[The records]:
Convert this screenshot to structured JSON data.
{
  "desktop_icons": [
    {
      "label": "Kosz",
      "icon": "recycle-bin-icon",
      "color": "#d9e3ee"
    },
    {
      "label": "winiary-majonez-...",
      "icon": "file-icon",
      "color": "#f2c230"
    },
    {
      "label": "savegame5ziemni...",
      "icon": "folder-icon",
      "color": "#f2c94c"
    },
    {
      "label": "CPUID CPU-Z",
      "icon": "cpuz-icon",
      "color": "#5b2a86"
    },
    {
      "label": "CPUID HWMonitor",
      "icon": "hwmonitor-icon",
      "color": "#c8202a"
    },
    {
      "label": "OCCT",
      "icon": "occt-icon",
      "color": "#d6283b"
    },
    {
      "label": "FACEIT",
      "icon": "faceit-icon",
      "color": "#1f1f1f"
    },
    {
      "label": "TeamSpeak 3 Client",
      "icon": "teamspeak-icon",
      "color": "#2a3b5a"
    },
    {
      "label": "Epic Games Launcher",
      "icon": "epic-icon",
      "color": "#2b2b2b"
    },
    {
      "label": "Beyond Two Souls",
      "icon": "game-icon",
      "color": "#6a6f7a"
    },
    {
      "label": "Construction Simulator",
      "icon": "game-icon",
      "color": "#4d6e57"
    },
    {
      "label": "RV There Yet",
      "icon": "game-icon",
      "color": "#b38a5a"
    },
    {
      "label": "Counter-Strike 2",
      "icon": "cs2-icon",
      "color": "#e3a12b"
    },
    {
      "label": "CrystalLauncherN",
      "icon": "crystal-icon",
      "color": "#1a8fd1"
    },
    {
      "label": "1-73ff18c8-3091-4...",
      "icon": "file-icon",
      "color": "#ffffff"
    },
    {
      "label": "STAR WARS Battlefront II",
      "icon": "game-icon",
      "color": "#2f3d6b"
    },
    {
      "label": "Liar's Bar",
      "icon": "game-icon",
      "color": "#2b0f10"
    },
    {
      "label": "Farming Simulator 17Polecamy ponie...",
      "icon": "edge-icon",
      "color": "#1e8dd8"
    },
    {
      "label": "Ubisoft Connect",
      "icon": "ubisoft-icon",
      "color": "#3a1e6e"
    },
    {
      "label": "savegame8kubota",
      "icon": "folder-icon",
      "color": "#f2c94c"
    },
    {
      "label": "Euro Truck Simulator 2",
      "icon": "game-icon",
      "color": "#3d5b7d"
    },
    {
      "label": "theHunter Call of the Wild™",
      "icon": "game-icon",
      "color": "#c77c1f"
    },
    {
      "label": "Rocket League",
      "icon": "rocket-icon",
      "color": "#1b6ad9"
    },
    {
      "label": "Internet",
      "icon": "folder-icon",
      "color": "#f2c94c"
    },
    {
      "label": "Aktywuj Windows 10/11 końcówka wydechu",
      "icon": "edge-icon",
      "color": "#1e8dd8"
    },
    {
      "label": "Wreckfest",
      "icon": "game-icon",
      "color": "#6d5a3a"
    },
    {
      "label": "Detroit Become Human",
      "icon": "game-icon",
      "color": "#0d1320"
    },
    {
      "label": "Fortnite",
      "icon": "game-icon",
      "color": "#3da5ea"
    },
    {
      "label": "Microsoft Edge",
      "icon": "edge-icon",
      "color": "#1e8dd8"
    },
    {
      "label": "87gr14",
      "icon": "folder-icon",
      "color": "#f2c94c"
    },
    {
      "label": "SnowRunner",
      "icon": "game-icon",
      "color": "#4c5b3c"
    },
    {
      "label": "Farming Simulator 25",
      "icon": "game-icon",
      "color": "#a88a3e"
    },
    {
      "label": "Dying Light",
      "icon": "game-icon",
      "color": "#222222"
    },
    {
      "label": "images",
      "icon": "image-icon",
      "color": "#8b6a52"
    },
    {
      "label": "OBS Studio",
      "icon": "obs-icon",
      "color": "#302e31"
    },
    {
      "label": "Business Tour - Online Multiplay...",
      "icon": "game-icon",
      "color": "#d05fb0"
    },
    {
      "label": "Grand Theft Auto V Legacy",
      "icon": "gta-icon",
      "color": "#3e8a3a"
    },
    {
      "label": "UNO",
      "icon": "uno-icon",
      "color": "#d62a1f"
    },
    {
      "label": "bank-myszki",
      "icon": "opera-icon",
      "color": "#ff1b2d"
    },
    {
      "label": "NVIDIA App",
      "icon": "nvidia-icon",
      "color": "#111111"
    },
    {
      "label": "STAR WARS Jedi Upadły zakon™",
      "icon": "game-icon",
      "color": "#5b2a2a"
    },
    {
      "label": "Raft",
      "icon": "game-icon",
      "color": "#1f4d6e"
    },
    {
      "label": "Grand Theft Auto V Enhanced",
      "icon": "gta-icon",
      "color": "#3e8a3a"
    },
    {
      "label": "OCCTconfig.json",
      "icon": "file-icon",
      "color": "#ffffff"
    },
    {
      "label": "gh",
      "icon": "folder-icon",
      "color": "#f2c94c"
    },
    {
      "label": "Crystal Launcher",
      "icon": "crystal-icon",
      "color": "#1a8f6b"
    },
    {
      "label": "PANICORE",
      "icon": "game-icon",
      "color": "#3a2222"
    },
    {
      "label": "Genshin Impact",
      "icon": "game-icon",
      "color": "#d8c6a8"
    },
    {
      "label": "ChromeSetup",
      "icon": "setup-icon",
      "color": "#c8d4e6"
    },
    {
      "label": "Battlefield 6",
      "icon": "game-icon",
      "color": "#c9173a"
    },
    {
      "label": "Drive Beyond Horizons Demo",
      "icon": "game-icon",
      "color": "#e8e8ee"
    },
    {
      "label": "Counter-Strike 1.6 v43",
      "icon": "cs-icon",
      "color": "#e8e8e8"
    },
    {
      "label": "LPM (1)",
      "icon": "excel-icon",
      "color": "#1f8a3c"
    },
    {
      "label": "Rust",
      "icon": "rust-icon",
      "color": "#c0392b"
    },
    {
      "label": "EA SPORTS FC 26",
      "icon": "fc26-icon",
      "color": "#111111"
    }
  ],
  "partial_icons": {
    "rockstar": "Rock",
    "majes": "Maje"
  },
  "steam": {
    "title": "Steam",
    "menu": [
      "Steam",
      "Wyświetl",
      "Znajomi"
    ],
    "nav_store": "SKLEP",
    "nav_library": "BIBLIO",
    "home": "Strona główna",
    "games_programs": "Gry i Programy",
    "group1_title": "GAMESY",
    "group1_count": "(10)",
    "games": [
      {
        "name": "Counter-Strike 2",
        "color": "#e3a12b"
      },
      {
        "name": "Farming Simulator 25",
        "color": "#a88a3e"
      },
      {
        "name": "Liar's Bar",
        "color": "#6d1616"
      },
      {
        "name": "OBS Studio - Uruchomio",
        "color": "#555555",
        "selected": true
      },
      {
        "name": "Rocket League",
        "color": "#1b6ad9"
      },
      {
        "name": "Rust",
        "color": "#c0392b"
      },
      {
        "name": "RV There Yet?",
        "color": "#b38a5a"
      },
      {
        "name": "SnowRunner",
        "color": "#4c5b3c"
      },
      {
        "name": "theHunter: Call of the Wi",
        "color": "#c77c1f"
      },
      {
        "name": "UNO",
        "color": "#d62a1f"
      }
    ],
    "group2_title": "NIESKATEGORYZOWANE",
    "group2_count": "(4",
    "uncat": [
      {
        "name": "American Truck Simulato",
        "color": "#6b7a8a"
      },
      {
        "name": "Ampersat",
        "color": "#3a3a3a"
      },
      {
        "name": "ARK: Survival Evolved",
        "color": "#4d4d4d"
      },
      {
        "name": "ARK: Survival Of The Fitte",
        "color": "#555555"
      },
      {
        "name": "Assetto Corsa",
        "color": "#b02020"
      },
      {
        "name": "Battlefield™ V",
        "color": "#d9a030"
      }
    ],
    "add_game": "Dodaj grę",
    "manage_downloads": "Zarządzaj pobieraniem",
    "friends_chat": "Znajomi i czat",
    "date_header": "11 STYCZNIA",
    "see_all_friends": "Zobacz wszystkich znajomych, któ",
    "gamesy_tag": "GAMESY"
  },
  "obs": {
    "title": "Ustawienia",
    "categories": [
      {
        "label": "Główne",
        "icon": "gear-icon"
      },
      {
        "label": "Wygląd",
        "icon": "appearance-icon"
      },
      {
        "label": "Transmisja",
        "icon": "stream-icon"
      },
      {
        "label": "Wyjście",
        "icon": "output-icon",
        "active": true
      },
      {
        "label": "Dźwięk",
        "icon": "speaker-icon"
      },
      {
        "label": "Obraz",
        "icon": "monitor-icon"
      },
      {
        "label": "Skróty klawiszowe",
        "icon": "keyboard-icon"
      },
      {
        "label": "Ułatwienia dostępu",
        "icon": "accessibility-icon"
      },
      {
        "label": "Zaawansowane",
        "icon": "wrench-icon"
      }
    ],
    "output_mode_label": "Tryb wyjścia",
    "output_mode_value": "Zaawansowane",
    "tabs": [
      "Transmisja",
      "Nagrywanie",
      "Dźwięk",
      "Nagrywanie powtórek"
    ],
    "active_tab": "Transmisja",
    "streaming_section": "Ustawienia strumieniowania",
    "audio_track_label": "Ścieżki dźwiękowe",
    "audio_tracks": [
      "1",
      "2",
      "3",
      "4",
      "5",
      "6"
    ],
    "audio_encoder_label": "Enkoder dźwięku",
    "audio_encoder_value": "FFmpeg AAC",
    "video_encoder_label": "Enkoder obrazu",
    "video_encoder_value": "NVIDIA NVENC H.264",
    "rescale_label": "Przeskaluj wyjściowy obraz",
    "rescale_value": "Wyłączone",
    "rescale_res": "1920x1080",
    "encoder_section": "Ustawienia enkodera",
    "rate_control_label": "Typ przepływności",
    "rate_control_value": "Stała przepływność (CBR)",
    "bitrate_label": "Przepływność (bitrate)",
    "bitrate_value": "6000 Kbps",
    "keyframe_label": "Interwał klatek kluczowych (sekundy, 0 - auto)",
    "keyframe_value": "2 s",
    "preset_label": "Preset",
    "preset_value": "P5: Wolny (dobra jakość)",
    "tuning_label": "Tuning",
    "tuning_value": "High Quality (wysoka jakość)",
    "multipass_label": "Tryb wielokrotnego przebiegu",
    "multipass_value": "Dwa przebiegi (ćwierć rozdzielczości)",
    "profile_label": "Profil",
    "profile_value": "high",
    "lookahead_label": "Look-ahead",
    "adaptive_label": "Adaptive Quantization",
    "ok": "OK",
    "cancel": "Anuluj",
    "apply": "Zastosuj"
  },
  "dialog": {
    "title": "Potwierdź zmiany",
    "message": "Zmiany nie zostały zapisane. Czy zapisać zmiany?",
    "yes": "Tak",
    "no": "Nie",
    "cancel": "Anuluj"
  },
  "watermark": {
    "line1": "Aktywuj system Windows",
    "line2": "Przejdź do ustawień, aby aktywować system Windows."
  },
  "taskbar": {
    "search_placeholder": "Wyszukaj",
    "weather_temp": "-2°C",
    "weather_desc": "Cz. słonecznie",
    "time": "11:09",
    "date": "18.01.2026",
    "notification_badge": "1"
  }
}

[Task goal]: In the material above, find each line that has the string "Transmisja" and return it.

[Answer section]:
        "label": "Transmisja",
      "Transmisja",
    "active_tab": "Transmisja",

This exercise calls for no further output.